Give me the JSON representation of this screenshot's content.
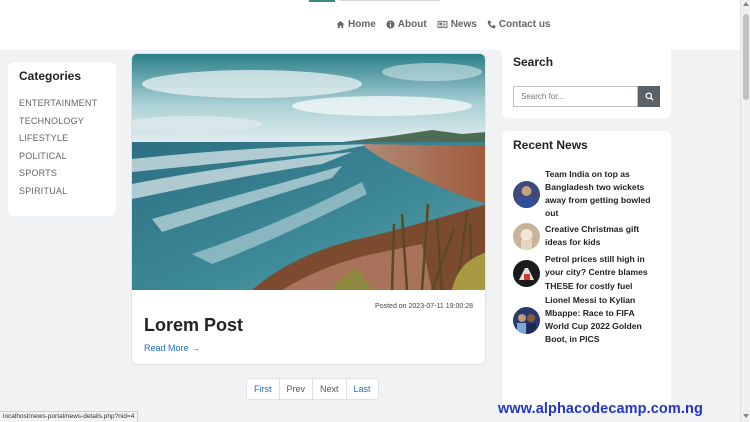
{
  "nav": {
    "items": [
      {
        "label": "Home",
        "icon": "home-icon"
      },
      {
        "label": "About",
        "icon": "info-icon"
      },
      {
        "label": "News",
        "icon": "newspaper-icon"
      },
      {
        "label": "Contact us",
        "icon": "phone-icon"
      }
    ],
    "accent_color": "#3a8c7c"
  },
  "categories": {
    "title": "Categories",
    "items": [
      "ENTERTAINMENT",
      "TECHNOLOGY",
      "LIFESTYLE",
      "POLITICAL",
      "SPORTS",
      "SPIRITUAL"
    ]
  },
  "post": {
    "meta": "Posted on 2023-07-11 19:00:28",
    "title": "Lorem Post",
    "read_more": "Read More →"
  },
  "pagination": {
    "first": "First",
    "prev": "Prev",
    "next": "Next",
    "last": "Last"
  },
  "search": {
    "title": "Search",
    "placeholder": "Search for...",
    "button_icon": "search-icon"
  },
  "recent_news": {
    "title": "Recent News",
    "items": [
      {
        "text": "Team India on top as Bangladesh two wickets away from getting bowled out"
      },
      {
        "text": "Creative Christmas gift ideas for kids"
      },
      {
        "text": "Petrol prices still high in your city? Centre blames THESE for costly fuel"
      },
      {
        "text": "Lionel Messi to Kylian Mbappe: Race to FIFA World Cup 2022 Golden Boot, in PICS"
      }
    ]
  },
  "watermark": "www.alphacodecamp.com.ng",
  "status_url": "localhost/news-portal/news-details.php?nid=4",
  "colors": {
    "link": "#1a6fd6",
    "watermark": "#2233cc",
    "search_button": "#5a6268"
  }
}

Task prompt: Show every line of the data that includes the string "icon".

Exercise output:
        "icon": "home-icon"
        "icon": "info-icon"
        "icon": "newspaper-icon"
        "icon": "phone-icon"
    "button_icon": "search-icon"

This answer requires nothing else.